I asked one of my daughters this morning what she would think if Biden canceled all student debt after she worked so hard for the last decade to pay hers off. She dug deep into her barrister vocabulary book and responded, “It stinks!” No, paying off student loan debt for only those that have debt now makes as much sense as putting a tourniquet on a head wound. It would only serve to perversely incentivize students to borrow even more in the hopes that some future president struggling in the polls would come to their financial rescue.

Our tax code clearly discriminates against classes of people in a manner that I believe is grossly unfair, if not unconstitutional. What’s next after student loan forgiveness? Forgiving those with home improvement loans? Forgiving mortgage indebtedness? Writing off credit card debt?

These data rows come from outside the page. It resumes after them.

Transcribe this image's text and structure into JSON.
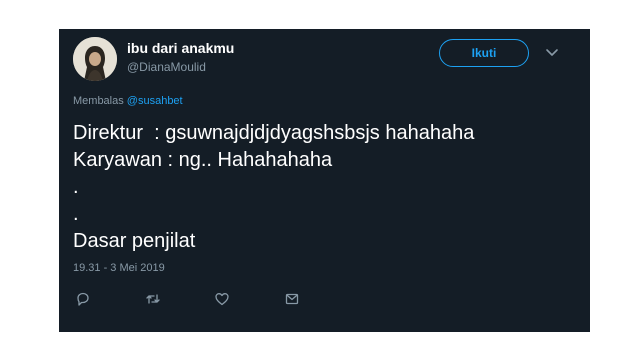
{
  "tweet": {
    "author": {
      "display_name": "ibu dari anakmu",
      "handle": "@DianaMoulid"
    },
    "follow_label": "Ikuti",
    "reply_prefix": "Membalas ",
    "reply_mention": "@susahbet",
    "body_lines": [
      "Direktur  : gsuwnajdjdjdyagshsbsjs hahahaha",
      "Karyawan : ng.. Hahahahaha",
      ".",
      ".",
      "Dasar penjilat"
    ],
    "timestamp": "19.31 - 3 Mei 2019",
    "actions": {
      "reply_icon": "reply-icon",
      "retweet_icon": "retweet-icon",
      "like_icon": "heart-icon",
      "message_icon": "envelope-icon"
    }
  },
  "colors": {
    "background": "#141d26",
    "accent": "#1da1f2",
    "muted": "#8899a6",
    "text": "#ffffff"
  }
}
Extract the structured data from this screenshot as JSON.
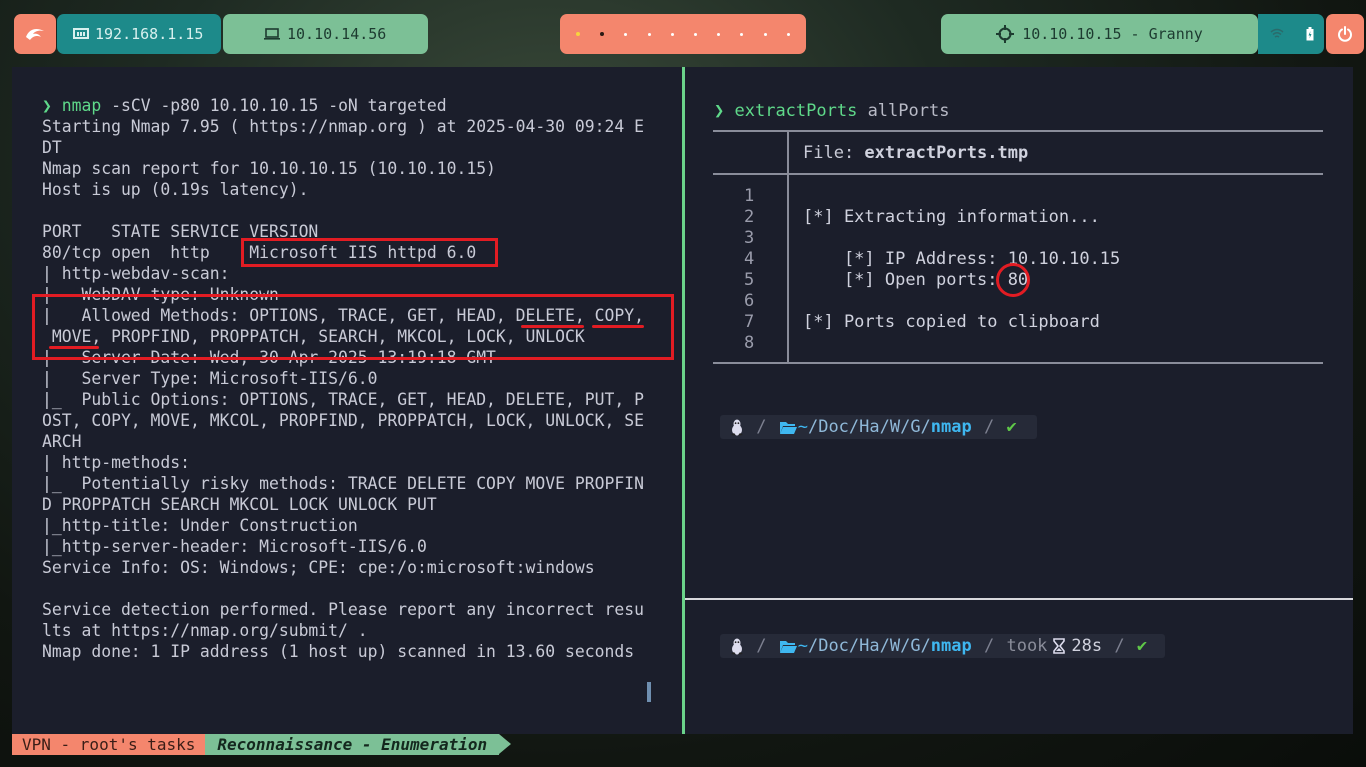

You start singling out groups of people for extraordinary financial treatment and you just don’t know where it stops.

I’ve already told you a few stories about some of my clients. Here are a couple of happy ones. One of my 21-year-old clients decided to go to welding school instead of college. He graduated after one year and started with a salary of $112,000. Another client dropped out of a major state university where he was studying engineering. He now works as a plumber for a salary of over $100,000 and loves it. There are alternatives to college for our young people.

I have already stated what I believe is needed to correct the long-term problem with student loans. Education inflation must be contained and to do that the free flow of money coming from student loans must be controlled by sensible lending which will drive educational institutions to focus on degrees that offer the economic ability to repay loans. Sensible lending will come when government guarantees end and students are allowed the protection of our bankruptcy laws.

If society wants to incentivize certain lower paying degrees such as social work, education or ancient Zoroastrianism, then it can create programs to gradually cancel debt for years of service.

Just as our society offers equal opportunity for success but not equal outcomes, educational and occupational choices should only offer equal opportunity but not government-backed insurance against making a bad choice. 

Dunn is the former Howard County Republican chairman.